> About this exercise: The data should be printed again, exactly.

> Website and app data records:
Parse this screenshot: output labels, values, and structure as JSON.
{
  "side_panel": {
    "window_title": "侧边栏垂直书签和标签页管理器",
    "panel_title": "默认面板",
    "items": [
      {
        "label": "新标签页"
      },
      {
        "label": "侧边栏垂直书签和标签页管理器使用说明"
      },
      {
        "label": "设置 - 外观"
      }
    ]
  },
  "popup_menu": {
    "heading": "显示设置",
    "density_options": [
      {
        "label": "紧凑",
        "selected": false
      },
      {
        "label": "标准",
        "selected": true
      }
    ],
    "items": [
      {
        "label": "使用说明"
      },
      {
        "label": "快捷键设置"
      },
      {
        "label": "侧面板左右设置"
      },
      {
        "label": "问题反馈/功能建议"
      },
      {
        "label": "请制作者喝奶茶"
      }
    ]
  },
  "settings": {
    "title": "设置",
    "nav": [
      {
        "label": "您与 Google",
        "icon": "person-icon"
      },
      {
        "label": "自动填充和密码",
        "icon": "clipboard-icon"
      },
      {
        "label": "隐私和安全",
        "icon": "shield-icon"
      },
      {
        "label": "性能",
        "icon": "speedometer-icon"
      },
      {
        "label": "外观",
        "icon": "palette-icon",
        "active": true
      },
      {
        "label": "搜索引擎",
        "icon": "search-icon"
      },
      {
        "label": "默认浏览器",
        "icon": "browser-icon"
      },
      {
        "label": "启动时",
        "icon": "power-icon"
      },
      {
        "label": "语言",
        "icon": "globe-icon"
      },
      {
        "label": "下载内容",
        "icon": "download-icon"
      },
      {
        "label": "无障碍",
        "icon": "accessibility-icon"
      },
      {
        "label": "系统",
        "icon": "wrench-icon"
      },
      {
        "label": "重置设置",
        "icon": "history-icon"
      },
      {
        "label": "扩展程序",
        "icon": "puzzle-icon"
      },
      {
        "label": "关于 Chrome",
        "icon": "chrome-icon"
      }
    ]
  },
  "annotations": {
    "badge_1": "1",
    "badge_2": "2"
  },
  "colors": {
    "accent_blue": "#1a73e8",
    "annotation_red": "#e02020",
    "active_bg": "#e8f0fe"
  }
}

> Output of the exercise:
Parse this screenshot: output labels, values, and structure as JSON.
{
  "side_panel": {
    "window_title": "侧边栏垂直书签和标签页管理器",
    "panel_title": "默认面板",
    "items": [
      {
        "label": "新标签页"
      },
      {
        "label": "侧边栏垂直书签和标签页管理器使用说明"
      },
      {
        "label": "设置 - 外观"
      }
    ]
  },
  "popup_menu": {
    "heading": "显示设置",
    "density_options": [
      {
        "label": "紧凑",
        "selected": false
      },
      {
        "label": "标准",
        "selected": true
      }
    ],
    "items": [
      {
        "label": "使用说明"
      },
      {
        "label": "快捷键设置"
      },
      {
        "label": "侧面板左右设置"
      },
      {
        "label": "问题反馈/功能建议"
      },
      {
        "label": "请制作者喝奶茶"
      }
    ]
  },
  "settings": {
    "title": "设置",
    "nav": [
      {
        "label": "您与 Google",
        "icon": "person-icon"
      },
      {
        "label": "自动填充和密码",
        "icon": "clipboard-icon"
      },
      {
        "label": "隐私和安全",
        "icon": "shield-icon"
      },
      {
        "label": "性能",
        "icon": "speedometer-icon"
      },
      {
        "label": "外观",
        "icon": "palette-icon",
        "active": true
      },
      {
        "label": "搜索引擎",
        "icon": "search-icon"
      },
      {
        "label": "默认浏览器",
        "icon": "browser-icon"
      },
      {
        "label": "启动时",
        "icon": "power-icon"
      },
      {
        "label": "语言",
        "icon": "globe-icon"
      },
      {
        "label": "下载内容",
        "icon": "download-icon"
      },
      {
        "label": "无障碍",
        "icon": "accessibility-icon"
      },
      {
        "label": "系统",
        "icon": "wrench-icon"
      },
      {
        "label": "重置设置",
        "icon": "history-icon"
      },
      {
        "label": "扩展程序",
        "icon": "puzzle-icon"
      },
      {
        "label": "关于 Chrome",
        "icon": "chrome-icon"
      }
    ]
  },
  "annotations": {
    "badge_1": "1",
    "badge_2": "2"
  },
  "colors": {
    "accent_blue": "#1a73e8",
    "annotation_red": "#e02020",
    "active_bg": "#e8f0fe"
  }
}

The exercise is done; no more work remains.